Well, according to some people – absolutely nothing.
Others, however, believe that the size and density of the legs and the speed at which they move can indicate several things about the character of your whiskey.
What Bigger, Slower Moving Whiskey Legs Mean
Bigger and therefore, slower moving legs can mean your whiskey has a high level of alcohol. Since the legs are formed when evaporation causes part of your whiskey to become more watery and attract whiskey from the less watery part, the more alcohol it had in the first place the more difference there will be between the two parts and the more whiskey it will attract, making the legs bigger.
Bigger and slower moving whiskey legs can also mean that they contain more extracts from the barrel it was matured in. And since whiskey gets most of its flavors from the barrel, more extracts means that your whiskey will have more flavors, more body and more texture.
And since the longer a whiskey is matured in the barrel, the more extracts and flavors it will pick up from it, bigger and slower moving whiskey legs can indicate an older whiskey.
Finally, bigger and slower moving legs can mean your whiskey is not chill filtered. Many whiskeys are chill filtered to remove fatty acids, esters and proteins that under certain circumstances can undissolve, clump together and make your whiskey cloudy. Some however, prefer non-chill filtered whiskey because they claim that these fatty acids, esters and proteins contain a lot of flavors.

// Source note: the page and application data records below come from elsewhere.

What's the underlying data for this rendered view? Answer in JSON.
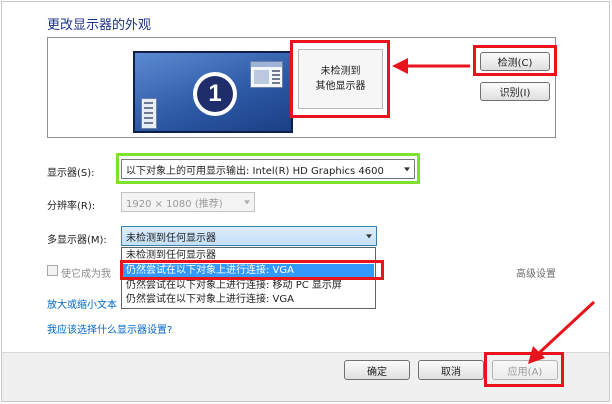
{
  "dialog": {
    "heading": "更改显示器的外观",
    "buttons": {
      "detect": "检测(C)",
      "identify": "识别(I)",
      "ok": "确定",
      "cancel": "取消",
      "apply": "应用(A)"
    }
  },
  "preview": {
    "monitor_number": "1",
    "not_detected_line1": "未检测到",
    "not_detected_line2": "其他显示器"
  },
  "settings": {
    "display_label": "显示器(S):",
    "display_value": "以下对象上的可用显示输出: Intel(R) HD Graphics 4600",
    "resolution_label": "分辨率(R):",
    "resolution_value": "1920 × 1080 (推荐)",
    "multi_label": "多显示器(M):",
    "multi_value": "未检测到任何显示器",
    "multi_options": [
      "未检测到任何显示器",
      "仍然尝试在以下对象上进行连接: VGA",
      "仍然尝试在以下对象上进行连接: 移动 PC 显示屏",
      "仍然尝试在以下对象上进行连接: VGA"
    ],
    "main_display_checkbox": "使它成为我",
    "advanced_link": "高级设置",
    "resize_link": "放大或缩小文本",
    "which_link": "我应该选择什么显示器设置?"
  },
  "colors": {
    "highlight": "#e8131b",
    "green_highlight": "#7fe12c",
    "link": "#0066cc",
    "selection": "#3399ff"
  }
}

Either way, bigger and slower moving legs can mean your whiskey has not been chill filtered and that it still contains its fatty acids, esters and proteins and therefore, according to some, all its original flavors.
What Smaller, Faster Moving Whiskey Legs Mean
As you may expect, smaller and therefore faster moving whiskey legs means the opposite of bigger and therefore slower moving whiskey legs.
Smaller and faster moving legs can mean that your whiskey has a lower level of alcohol because the evaporation did not create as big a difference between the two parts of your whiskey, and so less whiskey was attracted from one part to the other to form the legs.
Smaller and faster moving whiskey legs can also mean that they contain less extracts from the barrel and that your whiskey will have less flavors, less body and less texture. It can also mean that your whiskey is relatively young.
Finally, smaller and faster moving legs can also mean that your whiskey is chill filtered and that its fatty acids, esters and proteins have been removed along with any flavors they may have had.
The following table summarizes what the different types of whiskey legs can mean.
|Bigger, Faster Moving||Smaller, Slower Moving|
Tip: Assessing a whiskey’s legs is easier when you use a proper whiskey glass, as they’re usually clear and don’t have any patterns that can obscure your view of the whiskey inside. I have written an article about some of the best whiskey glasses out there, which you can find here.
The Limits of Judging Whiskey by its Legs
When it comes to judging a whiskey by its legs a word of caution is necessary.
That’s because, as you’ve probably noticed, there’s a problem with judging a whiskey by its legs which is that each type of whiskey legs can mean one of several things or two of several things or even all of several things. And remember, according to some people they mean none of them.
This shouldn’t put you off trying to judge a whiskey by its legs. As long as you remember that it’s pretty easy to get wrong and that your assessment is only an indication and not a certainty, then you can often tell a lot about a whiskey just from its legs.